“Dodge City: Wyatt Earp, Bat Masterson, and the Wickedest Town in the American West,” by Tom Clavin, 2017, St. Martin’s Press, 400 pages, $29.99
It’s only a piece of metal.
Star-shaped, circular, oval, or shieldlike, it’s so small, it could fit in your hand or your pocket. It’s made of few letters, a few numbers and a high shine that reflects lights — particularly blue and red ones, flashing. It can call up respect, it sometimes attracts derision, it can calm turmoil, finish arguments and, in the new book “Dodge City” by Tom Clavin, a badge can be the stuff of legend.
Of all the towns that appeared in the West in the 1870s, why is there “immediate name recognition” for Dodge City?
The short answer, says Tom Clavin, was that Dodge City might’ve been unremarkable, except for three “uncontainable” things that came together in one Kansas spot: “buffalo, railroads and longhorn cattle from Texas.” The junction of the three made Dodge City “a totally lawless young town,” and the perfect place for myths to be made.
But here’s the truth …
Born into a large family and raised in Iowa, Wyatt Earp was “bold,” even as a child. He would tolerate no foolishness and embraced an “adventurous life” that ultimately led him west. There, he lived and thrived in an area with a reputation for hard living and hard drinking, though Earp was a near-teetotaler.
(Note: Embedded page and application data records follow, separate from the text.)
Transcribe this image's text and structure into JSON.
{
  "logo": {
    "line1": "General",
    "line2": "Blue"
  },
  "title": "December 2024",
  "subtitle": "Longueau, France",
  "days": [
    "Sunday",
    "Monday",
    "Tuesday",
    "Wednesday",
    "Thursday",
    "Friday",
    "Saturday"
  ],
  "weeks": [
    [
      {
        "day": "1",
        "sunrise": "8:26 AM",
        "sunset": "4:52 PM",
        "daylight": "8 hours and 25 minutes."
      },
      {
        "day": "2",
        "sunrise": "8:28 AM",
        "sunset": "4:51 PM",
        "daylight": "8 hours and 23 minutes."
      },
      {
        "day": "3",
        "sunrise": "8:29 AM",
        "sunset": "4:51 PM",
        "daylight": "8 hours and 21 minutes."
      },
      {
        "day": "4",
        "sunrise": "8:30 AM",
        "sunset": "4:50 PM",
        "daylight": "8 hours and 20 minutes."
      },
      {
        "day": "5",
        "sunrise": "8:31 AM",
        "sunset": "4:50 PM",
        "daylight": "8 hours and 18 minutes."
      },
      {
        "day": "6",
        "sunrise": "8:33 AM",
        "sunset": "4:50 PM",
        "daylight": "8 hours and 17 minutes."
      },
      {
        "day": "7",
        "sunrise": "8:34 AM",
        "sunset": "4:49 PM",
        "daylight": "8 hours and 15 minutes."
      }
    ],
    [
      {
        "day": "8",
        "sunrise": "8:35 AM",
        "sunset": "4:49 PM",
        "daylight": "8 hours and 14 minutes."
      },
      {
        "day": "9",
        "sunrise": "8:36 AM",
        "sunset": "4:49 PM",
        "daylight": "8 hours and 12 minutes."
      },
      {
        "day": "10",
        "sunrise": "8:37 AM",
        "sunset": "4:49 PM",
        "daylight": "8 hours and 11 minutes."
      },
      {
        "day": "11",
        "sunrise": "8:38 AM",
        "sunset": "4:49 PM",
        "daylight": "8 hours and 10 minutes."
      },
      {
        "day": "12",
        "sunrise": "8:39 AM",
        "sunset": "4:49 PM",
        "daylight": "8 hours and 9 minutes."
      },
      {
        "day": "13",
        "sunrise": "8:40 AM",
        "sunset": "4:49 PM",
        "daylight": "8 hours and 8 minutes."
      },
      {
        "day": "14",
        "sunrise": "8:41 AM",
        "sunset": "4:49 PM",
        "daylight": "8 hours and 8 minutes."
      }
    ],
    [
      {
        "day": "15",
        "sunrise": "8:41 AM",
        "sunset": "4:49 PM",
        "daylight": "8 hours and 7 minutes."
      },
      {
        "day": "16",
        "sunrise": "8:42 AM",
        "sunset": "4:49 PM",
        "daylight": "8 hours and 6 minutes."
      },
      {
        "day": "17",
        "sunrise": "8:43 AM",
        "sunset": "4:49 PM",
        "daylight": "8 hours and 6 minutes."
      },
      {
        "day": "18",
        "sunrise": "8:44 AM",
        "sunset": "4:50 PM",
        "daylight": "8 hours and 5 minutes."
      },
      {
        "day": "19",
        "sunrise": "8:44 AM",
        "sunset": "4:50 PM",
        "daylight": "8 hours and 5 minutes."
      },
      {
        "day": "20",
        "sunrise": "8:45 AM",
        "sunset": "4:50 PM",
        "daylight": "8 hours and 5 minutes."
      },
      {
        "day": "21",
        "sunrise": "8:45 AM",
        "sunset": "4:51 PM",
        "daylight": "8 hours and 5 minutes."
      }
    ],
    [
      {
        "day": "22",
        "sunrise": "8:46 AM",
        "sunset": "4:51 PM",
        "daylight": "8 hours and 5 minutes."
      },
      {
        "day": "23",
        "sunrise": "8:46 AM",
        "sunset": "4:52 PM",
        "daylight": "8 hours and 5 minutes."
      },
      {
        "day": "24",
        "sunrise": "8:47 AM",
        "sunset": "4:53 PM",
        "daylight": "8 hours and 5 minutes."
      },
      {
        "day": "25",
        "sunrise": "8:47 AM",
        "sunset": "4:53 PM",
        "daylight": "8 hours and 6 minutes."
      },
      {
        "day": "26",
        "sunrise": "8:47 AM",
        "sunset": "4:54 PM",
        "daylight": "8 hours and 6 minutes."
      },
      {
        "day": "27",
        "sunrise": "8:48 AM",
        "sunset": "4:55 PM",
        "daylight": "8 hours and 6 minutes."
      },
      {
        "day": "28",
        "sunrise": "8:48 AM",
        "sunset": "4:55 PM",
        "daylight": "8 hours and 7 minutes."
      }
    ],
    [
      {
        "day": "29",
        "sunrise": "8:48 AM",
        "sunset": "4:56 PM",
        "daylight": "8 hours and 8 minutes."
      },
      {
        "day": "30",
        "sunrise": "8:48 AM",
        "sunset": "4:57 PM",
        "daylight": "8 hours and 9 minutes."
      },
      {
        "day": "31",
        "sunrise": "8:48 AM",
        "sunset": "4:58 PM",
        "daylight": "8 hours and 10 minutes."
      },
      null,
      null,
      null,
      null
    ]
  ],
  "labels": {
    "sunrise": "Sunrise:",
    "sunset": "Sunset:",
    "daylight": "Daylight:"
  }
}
Bartholomew Masterson (who later took the name William Barclay Masterson) was born in Quebec, Canada, and never quite got around to becoming an official U.S. citizen. He, too, was born into a large family and was said to love a good prank and a better joke; he also loved to hunt buffalo, which is how he reportedly met Wyatt Earp.
The two shared a type of Old West wanderlust and a sense of adventure. Both moved restlessly from city to territory; Earp married and was briefly a father, while Masterson gained a reputation for being a gunfighter. Both fell afoul of the law for various crimes before settling down and becoming peacekeepers themselves. Each seemed to know that he could call on the other for help when needed — which is what happened in 1883 when the “wickedest” city in the West was out of control.
Much as I enjoyed the bulk of “Dodge City,” its subtitle is a bit of a misnomer.
This book is, indeed, the story of two historically-iconic men in a dusty Kansas town, but that’s not all. Author Tom Clavin also writes of other Old West towns and about dozens of contemporaries of Masterson and Earp, which is necessary but can be overwhelming, too — especially since neither man stayed in place for very long.
Still, Clavin tells a lively tale that’s both entertaining and informative, with plenty of action and little-known information to keep a reader around. It’s those between-facts facts that prove the romanticism of the Old West is absolutely misguided.
Fans of Western U.S. history or lovers of Larry McMurtry novels should covet this nonfiction book; it’s everything you want it to be. If you’re unfamiliar with Old West history, however, “Dodge City” just might test your mettle.